The SCMP was the first major news organisation to take Covid-19 seriously. Uneasy memories of SARS from 2003 were still fresh in the memories of Hongkongers which impelled us to publish “Wuhan virus: a visual explainer” before Covid-19 had been named and while the official toll consisted of just 291 infections and two deaths.
With much of the international media playing catch-up, readers turned to the SCMP to unravel the then mysterious coronavirus which propelled “Covid-19 explained” into SCMP’s most-read story of 2020. https://multimedia.scmp.com/infographics/news/china/article/3047038/wuhan-virus/old/21january.html We updated the story to “Coronavirus: the disease Covid-19 explained” as the coronavirus spread exponentially and included the first real-time tally of global infections and deaths. The code for the toll was used by many international publications on their own sites, gaining SCMP millions of additional clicks.

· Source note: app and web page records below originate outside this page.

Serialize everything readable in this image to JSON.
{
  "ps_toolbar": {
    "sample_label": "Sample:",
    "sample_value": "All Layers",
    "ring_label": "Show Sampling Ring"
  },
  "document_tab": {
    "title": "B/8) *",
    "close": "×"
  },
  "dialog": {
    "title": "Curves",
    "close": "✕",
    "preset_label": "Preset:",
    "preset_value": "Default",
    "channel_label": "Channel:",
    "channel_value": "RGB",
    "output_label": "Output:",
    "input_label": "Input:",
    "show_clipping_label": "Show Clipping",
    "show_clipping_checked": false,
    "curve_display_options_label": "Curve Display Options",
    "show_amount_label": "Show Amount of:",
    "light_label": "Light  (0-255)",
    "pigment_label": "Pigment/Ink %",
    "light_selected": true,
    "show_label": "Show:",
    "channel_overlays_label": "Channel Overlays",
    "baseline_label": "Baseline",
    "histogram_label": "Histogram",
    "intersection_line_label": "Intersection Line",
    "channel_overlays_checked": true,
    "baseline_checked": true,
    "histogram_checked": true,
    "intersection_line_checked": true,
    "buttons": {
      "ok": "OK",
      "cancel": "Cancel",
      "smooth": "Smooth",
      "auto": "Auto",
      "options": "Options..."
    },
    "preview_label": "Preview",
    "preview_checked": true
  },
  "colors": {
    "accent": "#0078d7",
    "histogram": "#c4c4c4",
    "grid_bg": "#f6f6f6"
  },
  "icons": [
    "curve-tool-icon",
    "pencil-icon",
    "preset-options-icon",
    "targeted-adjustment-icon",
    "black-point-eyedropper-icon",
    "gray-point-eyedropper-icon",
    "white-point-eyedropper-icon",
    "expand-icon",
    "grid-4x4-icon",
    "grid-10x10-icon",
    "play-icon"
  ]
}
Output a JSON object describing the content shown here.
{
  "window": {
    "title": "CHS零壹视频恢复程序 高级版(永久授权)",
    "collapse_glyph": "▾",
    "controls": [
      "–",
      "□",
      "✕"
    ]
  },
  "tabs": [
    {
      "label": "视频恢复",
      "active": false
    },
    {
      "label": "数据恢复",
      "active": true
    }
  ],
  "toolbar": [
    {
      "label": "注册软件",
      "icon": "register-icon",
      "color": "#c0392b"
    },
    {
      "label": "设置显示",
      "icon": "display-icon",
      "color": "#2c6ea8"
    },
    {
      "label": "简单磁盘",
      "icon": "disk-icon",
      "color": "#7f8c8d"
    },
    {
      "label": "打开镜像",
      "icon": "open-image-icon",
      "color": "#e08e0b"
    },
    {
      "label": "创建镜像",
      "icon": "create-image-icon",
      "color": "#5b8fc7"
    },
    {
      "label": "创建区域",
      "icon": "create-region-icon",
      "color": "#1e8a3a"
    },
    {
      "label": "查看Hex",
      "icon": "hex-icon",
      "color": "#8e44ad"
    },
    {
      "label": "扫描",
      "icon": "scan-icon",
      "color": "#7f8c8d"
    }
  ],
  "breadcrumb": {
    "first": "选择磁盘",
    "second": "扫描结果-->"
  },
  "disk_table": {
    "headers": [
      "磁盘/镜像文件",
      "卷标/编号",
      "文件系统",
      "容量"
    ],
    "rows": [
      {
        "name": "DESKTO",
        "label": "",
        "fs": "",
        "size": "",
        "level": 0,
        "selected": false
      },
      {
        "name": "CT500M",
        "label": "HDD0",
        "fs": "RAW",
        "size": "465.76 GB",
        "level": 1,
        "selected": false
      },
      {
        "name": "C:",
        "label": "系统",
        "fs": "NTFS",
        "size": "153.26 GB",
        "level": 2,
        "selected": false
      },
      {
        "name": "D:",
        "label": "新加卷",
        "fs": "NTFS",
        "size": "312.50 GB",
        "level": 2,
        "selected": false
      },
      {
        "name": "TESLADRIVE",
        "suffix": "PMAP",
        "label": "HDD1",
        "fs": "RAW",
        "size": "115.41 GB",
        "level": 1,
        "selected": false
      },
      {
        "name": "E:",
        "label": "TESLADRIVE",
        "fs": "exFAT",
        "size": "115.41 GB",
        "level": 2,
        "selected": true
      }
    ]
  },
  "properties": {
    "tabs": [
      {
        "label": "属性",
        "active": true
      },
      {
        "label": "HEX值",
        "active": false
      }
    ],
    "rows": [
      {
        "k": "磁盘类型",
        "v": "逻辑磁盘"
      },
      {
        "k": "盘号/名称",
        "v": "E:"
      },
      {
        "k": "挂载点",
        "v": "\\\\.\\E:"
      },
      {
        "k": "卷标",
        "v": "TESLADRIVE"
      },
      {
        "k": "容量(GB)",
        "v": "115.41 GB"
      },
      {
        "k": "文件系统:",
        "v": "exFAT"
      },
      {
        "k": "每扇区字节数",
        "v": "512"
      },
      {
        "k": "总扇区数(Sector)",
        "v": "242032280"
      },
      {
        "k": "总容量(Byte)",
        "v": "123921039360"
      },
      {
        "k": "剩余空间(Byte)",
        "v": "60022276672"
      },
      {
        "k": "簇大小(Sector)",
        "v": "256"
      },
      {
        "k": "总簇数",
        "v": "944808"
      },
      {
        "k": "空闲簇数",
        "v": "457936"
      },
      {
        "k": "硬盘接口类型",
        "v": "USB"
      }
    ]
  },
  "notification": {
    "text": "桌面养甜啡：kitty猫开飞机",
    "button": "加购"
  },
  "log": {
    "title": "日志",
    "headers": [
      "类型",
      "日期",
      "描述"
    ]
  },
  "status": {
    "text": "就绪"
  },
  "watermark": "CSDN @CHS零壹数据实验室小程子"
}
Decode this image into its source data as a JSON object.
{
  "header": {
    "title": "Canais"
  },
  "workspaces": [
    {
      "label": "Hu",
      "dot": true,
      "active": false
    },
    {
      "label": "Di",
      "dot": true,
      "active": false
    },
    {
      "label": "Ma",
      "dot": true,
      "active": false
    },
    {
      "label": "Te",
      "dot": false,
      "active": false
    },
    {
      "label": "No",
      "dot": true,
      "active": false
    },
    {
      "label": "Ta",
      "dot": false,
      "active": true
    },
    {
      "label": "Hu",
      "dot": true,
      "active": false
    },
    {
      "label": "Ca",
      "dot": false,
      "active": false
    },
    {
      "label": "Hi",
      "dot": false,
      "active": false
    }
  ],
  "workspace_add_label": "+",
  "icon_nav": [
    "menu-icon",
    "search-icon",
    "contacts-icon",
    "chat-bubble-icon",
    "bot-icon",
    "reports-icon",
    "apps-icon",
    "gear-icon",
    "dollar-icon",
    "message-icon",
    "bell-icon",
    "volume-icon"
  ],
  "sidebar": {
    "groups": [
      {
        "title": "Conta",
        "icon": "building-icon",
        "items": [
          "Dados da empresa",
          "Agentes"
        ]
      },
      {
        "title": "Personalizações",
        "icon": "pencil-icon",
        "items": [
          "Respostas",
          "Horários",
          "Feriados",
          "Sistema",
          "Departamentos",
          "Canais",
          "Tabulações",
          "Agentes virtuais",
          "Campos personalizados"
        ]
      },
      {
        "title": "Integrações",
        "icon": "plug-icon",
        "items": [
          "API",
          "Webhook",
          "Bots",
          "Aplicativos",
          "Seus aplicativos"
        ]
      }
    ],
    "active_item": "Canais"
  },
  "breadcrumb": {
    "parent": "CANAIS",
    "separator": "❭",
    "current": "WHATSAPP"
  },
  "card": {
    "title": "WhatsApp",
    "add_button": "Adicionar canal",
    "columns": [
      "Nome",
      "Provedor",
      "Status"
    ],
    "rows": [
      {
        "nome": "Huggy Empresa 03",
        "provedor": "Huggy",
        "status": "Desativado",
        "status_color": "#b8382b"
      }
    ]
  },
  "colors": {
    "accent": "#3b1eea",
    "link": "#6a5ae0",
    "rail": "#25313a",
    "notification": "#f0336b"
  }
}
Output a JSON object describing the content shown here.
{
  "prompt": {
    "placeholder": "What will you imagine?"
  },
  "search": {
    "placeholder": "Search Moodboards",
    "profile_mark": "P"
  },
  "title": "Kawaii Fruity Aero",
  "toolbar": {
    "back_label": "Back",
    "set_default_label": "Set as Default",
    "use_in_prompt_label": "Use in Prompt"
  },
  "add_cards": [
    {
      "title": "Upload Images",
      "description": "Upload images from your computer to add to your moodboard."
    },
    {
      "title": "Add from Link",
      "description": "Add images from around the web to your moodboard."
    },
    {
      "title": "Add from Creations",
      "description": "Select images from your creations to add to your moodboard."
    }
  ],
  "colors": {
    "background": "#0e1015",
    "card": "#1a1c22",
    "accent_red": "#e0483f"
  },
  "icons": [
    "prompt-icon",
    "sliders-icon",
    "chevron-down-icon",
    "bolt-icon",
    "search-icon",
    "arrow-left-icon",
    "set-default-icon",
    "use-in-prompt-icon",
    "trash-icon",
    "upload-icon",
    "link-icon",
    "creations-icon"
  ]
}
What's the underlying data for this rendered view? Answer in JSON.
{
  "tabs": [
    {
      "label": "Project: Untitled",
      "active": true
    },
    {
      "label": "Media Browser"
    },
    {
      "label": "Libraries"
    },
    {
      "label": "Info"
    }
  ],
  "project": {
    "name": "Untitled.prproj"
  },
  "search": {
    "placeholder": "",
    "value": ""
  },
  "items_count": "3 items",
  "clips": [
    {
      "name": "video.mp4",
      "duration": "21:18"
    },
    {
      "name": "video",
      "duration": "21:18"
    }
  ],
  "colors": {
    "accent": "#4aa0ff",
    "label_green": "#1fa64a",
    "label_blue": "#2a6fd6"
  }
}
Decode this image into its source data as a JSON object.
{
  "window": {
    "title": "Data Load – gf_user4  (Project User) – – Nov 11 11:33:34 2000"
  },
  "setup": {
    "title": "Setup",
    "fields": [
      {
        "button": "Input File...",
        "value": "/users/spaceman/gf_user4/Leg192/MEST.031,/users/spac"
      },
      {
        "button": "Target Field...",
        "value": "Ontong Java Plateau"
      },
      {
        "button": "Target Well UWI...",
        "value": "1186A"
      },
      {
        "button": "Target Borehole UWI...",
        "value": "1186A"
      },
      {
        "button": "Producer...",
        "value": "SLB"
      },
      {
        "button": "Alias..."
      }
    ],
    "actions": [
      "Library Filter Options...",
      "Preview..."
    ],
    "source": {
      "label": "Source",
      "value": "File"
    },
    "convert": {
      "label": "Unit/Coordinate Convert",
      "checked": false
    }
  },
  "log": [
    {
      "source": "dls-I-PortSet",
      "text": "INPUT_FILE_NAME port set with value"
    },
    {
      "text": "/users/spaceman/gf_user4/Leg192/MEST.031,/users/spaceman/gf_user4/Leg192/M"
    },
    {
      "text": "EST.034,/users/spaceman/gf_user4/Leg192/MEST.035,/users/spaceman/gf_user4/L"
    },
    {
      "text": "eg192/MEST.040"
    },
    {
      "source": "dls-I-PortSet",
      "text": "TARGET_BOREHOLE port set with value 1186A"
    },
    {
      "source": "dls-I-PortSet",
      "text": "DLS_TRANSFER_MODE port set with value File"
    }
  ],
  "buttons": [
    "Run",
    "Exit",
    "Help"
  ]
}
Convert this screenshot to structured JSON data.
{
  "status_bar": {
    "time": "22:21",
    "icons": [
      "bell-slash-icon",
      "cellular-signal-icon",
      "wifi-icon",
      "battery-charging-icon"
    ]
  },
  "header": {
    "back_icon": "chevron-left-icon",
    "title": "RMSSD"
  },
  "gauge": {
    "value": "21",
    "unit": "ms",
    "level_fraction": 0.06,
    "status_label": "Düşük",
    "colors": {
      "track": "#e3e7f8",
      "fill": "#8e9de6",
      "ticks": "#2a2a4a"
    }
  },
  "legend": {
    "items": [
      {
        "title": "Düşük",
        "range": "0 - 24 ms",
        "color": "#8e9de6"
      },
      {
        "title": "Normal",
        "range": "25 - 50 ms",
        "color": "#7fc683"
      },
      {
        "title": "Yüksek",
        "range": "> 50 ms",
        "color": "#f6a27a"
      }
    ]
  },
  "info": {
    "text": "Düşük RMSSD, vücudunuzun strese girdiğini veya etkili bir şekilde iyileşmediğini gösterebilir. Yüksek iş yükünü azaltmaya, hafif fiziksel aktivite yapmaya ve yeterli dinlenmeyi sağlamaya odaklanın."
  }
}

Adobe illustrator, Adobe XD, Adobe Photoshop, Sketch, Brackets, Adobe Fresco, Procreate, Java Script, HTML5, CSS3, Jquery, Internal library, Node JS, LoopbackJS, MomentJS, QGIS, Google Spreadsheet, paper and pencil were used.
Data and information from Chinese authorities were collected on a Google Spreadsheet. Data from sources such as Johns Hopkins University, CDC, WHO, was scraped using NodeJs and stored in JSON files in our database before the JSON files were displayed using HTML. We also used vector diagrams, illustrations, video, photos and maps created with QGIS, which were exported as SVGs. Mockup and layouts were done with Adobe XD, Sketch BV; and paper and pencil.
When the coronavirus first broke out there was little consistency in how the international community counted infections and deaths. Many countries failed to include asymptomatic cases and others did not include victims who died from related causes. Some countries simply manipulated the case numbers. Collecting information from Chinese authorities is always difficult, with local and central authorities citing conflicting figures. As Johns Hopkins University emerged as the most reliable source, the 12-hour lag between Asia and America meant it was important for SCMP to independently source the numbers for Hong Kong, Macau, Singapore, Taiwan, Malaysia, Indonesia, Thailand and China to keep the numbers fresh. This made it difficult to create automatic data feeds and meant pivoting on the fly by updating the number manually throughout the day and night.
We have a small team of six visual journalists and one engineer dedicated to visual stories, so in order to keep on top of the constantly changing news we published regular updates and renosed stories so they could evolve as fresh information came to light. The distribution of tasks, such as the production of assets, development of the online site, sketches, ideas, research, writing and editing was shared among the team. This way we were able to meet deadlines and keep developing stories while working across multiple projects and looking for new ways to report the pandemic.